Taylor Swift - Blank Space (24 November to the end of time)
A title which would appropriately describe what you'd be seeing here if I'd had to write about my knowledge of this song before today. On first listen it's not got anywhere near the outrageous thump of her other track, but it's still another win in a career defining hot-streak that has probably left her atop the rankings of all solo female artists (Meghan Trainor is currently in 2.4 millionth place). Apparently she's the first woman in history to replace herself at the top of the US singles charts, which is huge when you consider the likes of Madonna and... err.. Shania Twain (?) who have had similar 'best in the world' runs of various durations.
What I like about this is that while the lyrics are clearly dripping with cynicism it doesn't get in the way of the big sound.

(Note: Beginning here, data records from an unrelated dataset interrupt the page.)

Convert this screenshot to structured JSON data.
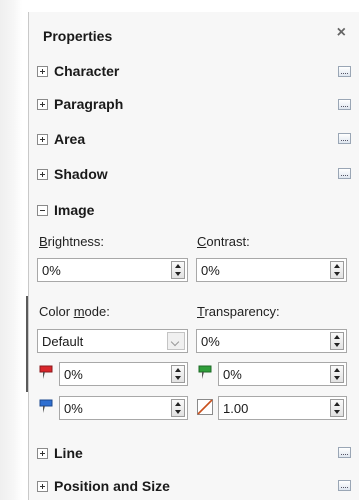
{
  "panel": {
    "title": "Properties",
    "close_glyph": "×"
  },
  "sections": {
    "character": "Character",
    "paragraph": "Paragraph",
    "area": "Area",
    "shadow": "Shadow",
    "image": "Image",
    "line": "Line",
    "position_size": "Position and Size"
  },
  "image": {
    "brightness": {
      "label_u": "B",
      "label_rest": "rightness:",
      "value": "0%"
    },
    "contrast": {
      "label_u": "C",
      "label_rest": "ontrast:",
      "value": "0%"
    },
    "color_mode": {
      "label_pre": "Color ",
      "label_u": "m",
      "label_rest": "ode:",
      "value": "Default"
    },
    "transparency": {
      "label_u": "T",
      "label_rest": "ransparency:",
      "value": "0%"
    },
    "red": {
      "value": "0%",
      "icon": "red-channel-icon"
    },
    "green": {
      "value": "0%",
      "icon": "green-channel-icon"
    },
    "blue": {
      "value": "0%",
      "icon": "blue-channel-icon"
    },
    "gamma": {
      "value": "1.00",
      "icon": "gamma-icon"
    }
  },
  "colors": {
    "red": "#d9262b",
    "green": "#2f9e3a",
    "blue": "#2f6fd0",
    "gamma": "#c9501c"
  }
}
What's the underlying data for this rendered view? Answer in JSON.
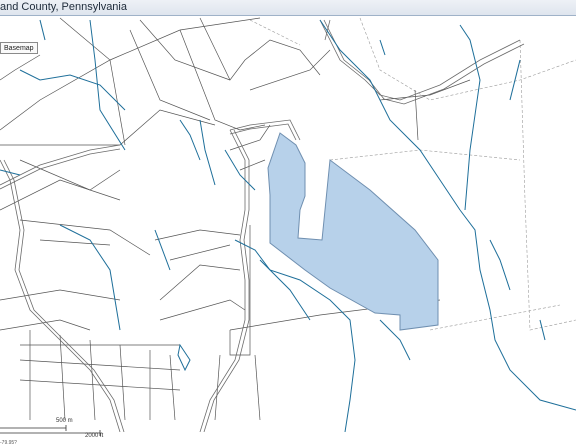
{
  "title": {
    "text": "and County, Pennsylvania"
  },
  "controls": {
    "basemap_label": "Basemap"
  },
  "scale": {
    "metric_label": "500 m",
    "imperial_label": "2000 ft"
  },
  "coordinates": {
    "text": "-79.95? "
  },
  "colors": {
    "parcel_fill": "#b7d1ea",
    "parcel_stroke": "#6f8fb0",
    "water": "#1e6f9a",
    "boundary": "#555555",
    "road": "#6b6b6b",
    "title_bar": "#e6ebf2"
  },
  "map": {
    "highlighted_feature": "subject-parcel"
  }
}
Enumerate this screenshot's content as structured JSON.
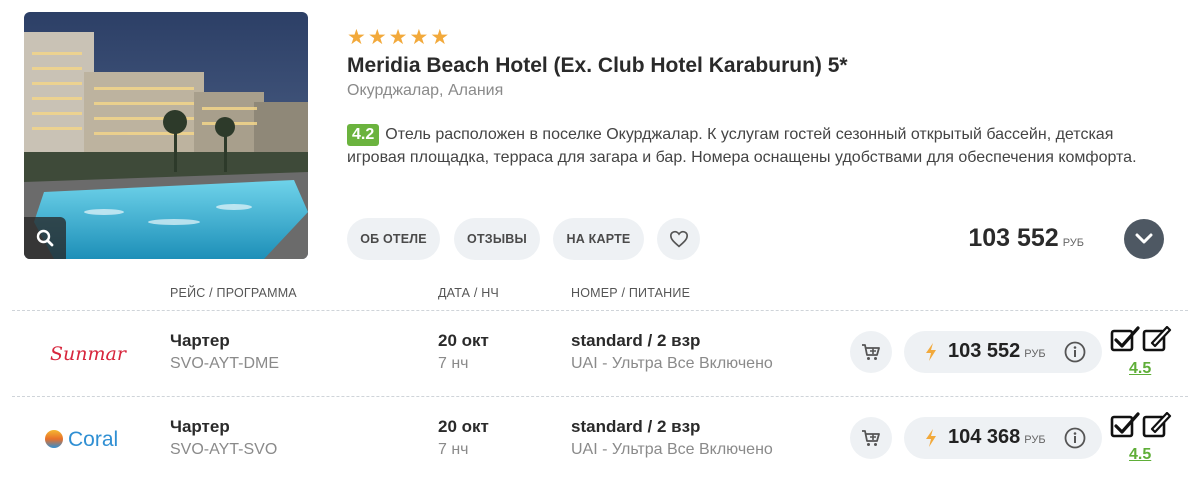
{
  "hotel": {
    "stars": 5,
    "name": "Meridia Beach Hotel (Ex. Club Hotel Karaburun) 5*",
    "location": "Окурджалар, Алания",
    "rating": "4.2",
    "description": "Отель расположен в поселке Окурджалар. К услугам гостей сезонный открытый бассейн, детская игровая площадка, терраса для загара и бар. Номера оснащены удобствами для обеспечения комфорта."
  },
  "actions": {
    "about": "ОБ ОТЕЛЕ",
    "reviews": "ОТЗЫВЫ",
    "map": "НА КАРТЕ",
    "favorite_icon": "heart-outline-icon"
  },
  "price_summary": {
    "amount": "103 552",
    "currency": "РУБ"
  },
  "columns": {
    "flight": "РЕЙС / ПРОГРАММА",
    "date": "ДАТА / НЧ",
    "room": "НОМЕР / ПИТАНИЕ"
  },
  "offers": [
    {
      "operator": "Sunmar",
      "flight_type": "Чартер",
      "route": "SVO-AYT-DME",
      "date": "20 окт",
      "nights": "7 нч",
      "room": "standard / 2 взр",
      "meal": "UAI - Ультра Все Включено",
      "price": "103 552",
      "currency": "РУБ",
      "score": "4.5"
    },
    {
      "operator": "Coral",
      "flight_type": "Чартер",
      "route": "SVO-AYT-SVO",
      "date": "20 окт",
      "nights": "7 нч",
      "room": "standard / 2 взр",
      "meal": "UAI - Ультра Все Включено",
      "price": "104 368",
      "currency": "РУБ",
      "score": "4.5"
    }
  ],
  "colors": {
    "star": "#f2a93b",
    "rating_badge": "#6bb33e",
    "score_link": "#5fae38",
    "pill_bg": "#eef1f4",
    "expand_btn": "#4e5863",
    "sunmar_red": "#d7263d",
    "coral_blue": "#2f8fd3"
  }
}
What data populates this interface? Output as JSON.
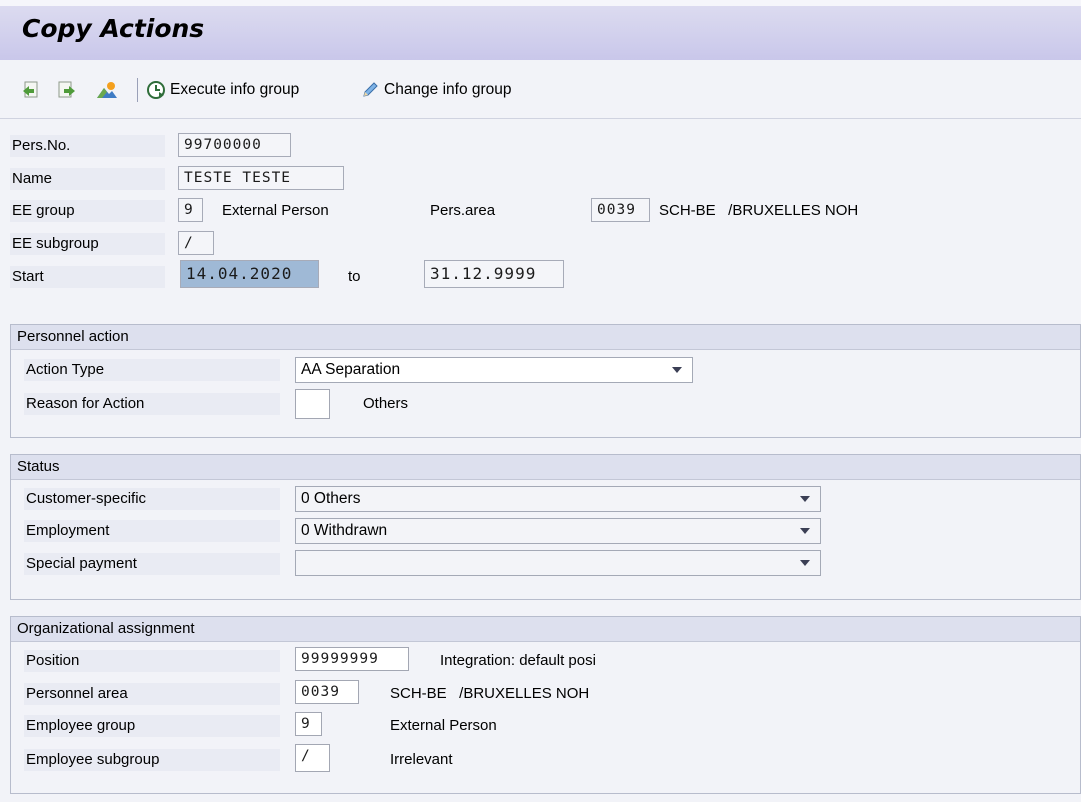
{
  "header": {
    "title": "Copy Actions"
  },
  "toolbar": {
    "icons": [
      "previous-record-icon",
      "next-record-icon",
      "mountain-image-icon"
    ],
    "execute_label": "Execute info group",
    "change_label": "Change info group"
  },
  "employee": {
    "pers_no_label": "Pers.No.",
    "pers_no": "99700000",
    "name_label": "Name",
    "name": "TESTE TESTE",
    "ee_group_label": "EE group",
    "ee_group": "9",
    "ee_group_text": "External Person",
    "pers_area_label": "Pers.area",
    "pers_area": "0039",
    "pers_area_text": "SCH-BE   /BRUXELLES NOH",
    "ee_subgroup_label": "EE subgroup",
    "ee_subgroup": "/",
    "start_label": "Start",
    "start": "14.04.2020",
    "to_label": "to",
    "end": "31.12.9999"
  },
  "personnel_action": {
    "title": "Personnel action",
    "action_type_label": "Action Type",
    "action_type": "AA Separation",
    "reason_label": "Reason for Action",
    "reason_value": "",
    "reason_text": "Others"
  },
  "status": {
    "title": "Status",
    "customer_label": "Customer-specific",
    "customer": "0 Others",
    "employment_label": "Employment",
    "employment": "0 Withdrawn",
    "special_label": "Special payment",
    "special": ""
  },
  "org_assignment": {
    "title": "Organizational assignment",
    "position_label": "Position",
    "position": "99999999",
    "position_text": "Integration: default posi",
    "area_label": "Personnel area",
    "area": "0039",
    "area_text": "SCH-BE   /BRUXELLES NOH",
    "group_label": "Employee group",
    "group": "9",
    "group_text": "External Person",
    "subgroup_label": "Employee subgroup",
    "subgroup": "/",
    "subgroup_text": "Irrelevant"
  }
}
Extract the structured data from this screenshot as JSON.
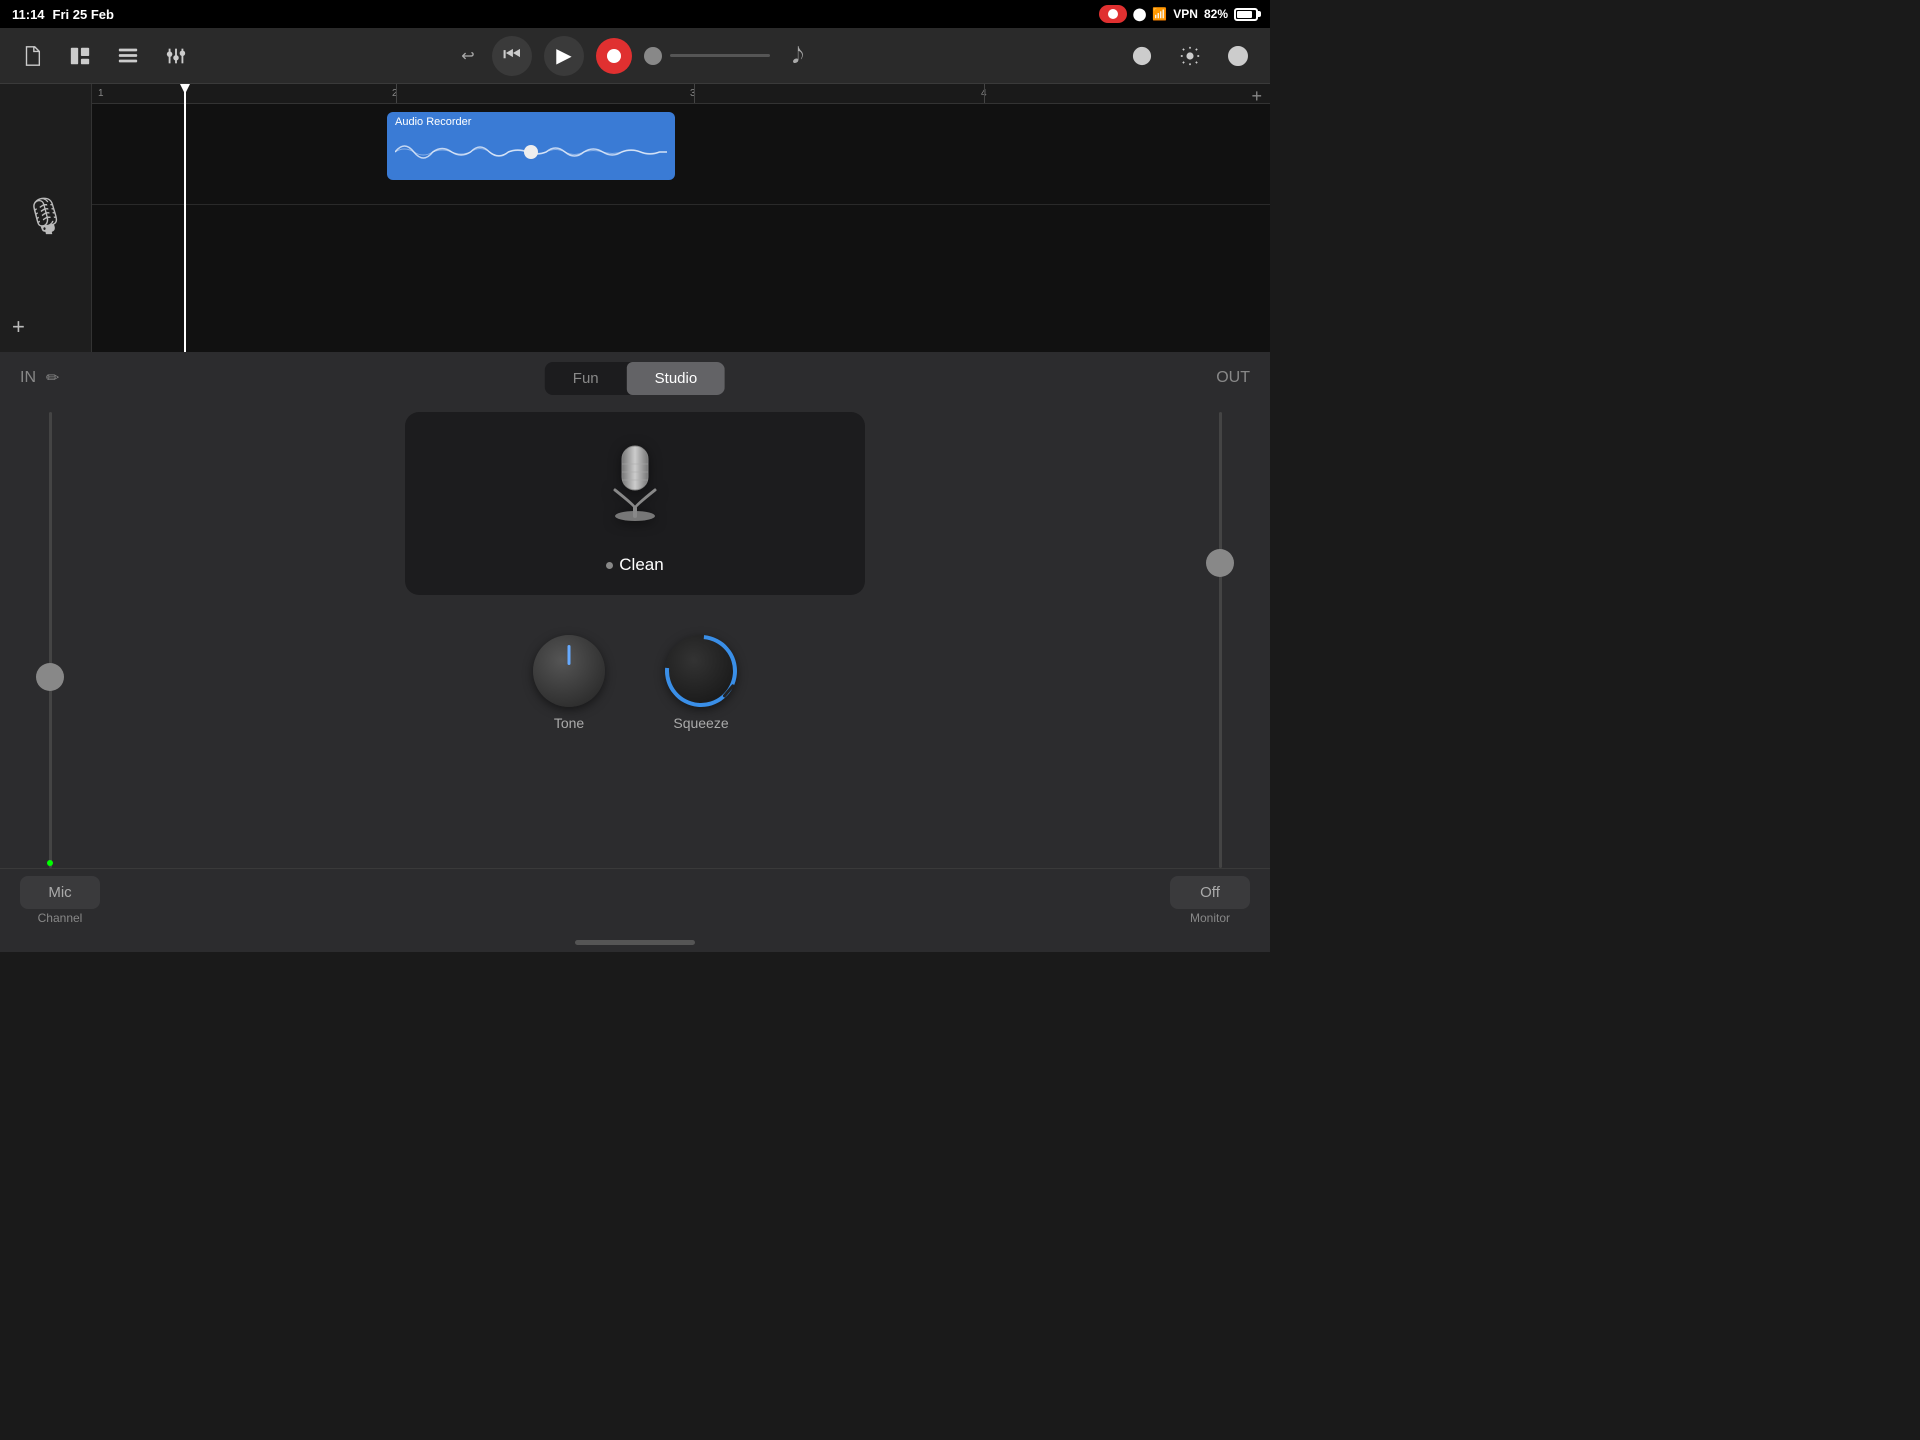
{
  "statusBar": {
    "time": "11:14",
    "date": "Fri 25 Feb",
    "battery": "82%",
    "vpn": "VPN"
  },
  "toolbar": {
    "playLabel": "▶",
    "rewindLabel": "⏮",
    "recordLabel": "●"
  },
  "track": {
    "clipTitle": "Audio Recorder",
    "ruler": {
      "marks": [
        "1",
        "2",
        "3",
        "4"
      ]
    }
  },
  "panel": {
    "inLabel": "IN",
    "outLabel": "OUT",
    "editIcon": "✏",
    "modes": [
      {
        "label": "Fun",
        "active": false
      },
      {
        "label": "Studio",
        "active": true
      }
    ],
    "preset": {
      "name": "Clean",
      "dotColor": "#888"
    },
    "knobs": [
      {
        "label": "Tone"
      },
      {
        "label": "Squeeze"
      }
    ],
    "micBtn": "Mic",
    "channelLabel": "Channel",
    "monitorBtn": "Off",
    "monitorLabel": "Monitor"
  }
}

When you're rolling in it like she is you can obviously afford the best of everything, but compared to some of the songs above it sounds as if it's been rolled out of a Hollywood movie set, not recorded on an iPhone in somebody's basement.
Does it pass the Gold 2040 test? Does it what, this will be on the top line with Timberlake when I'm old and grey. I personally prefer her other song for the novelty aspects but this is what 'pop' music should be, not some git plinking away at a piano on a darkened stage making us all want to stick our head in a vat of toxic waste.
Taylor Swift, whoever you are, thanks for saving chart music in 2014.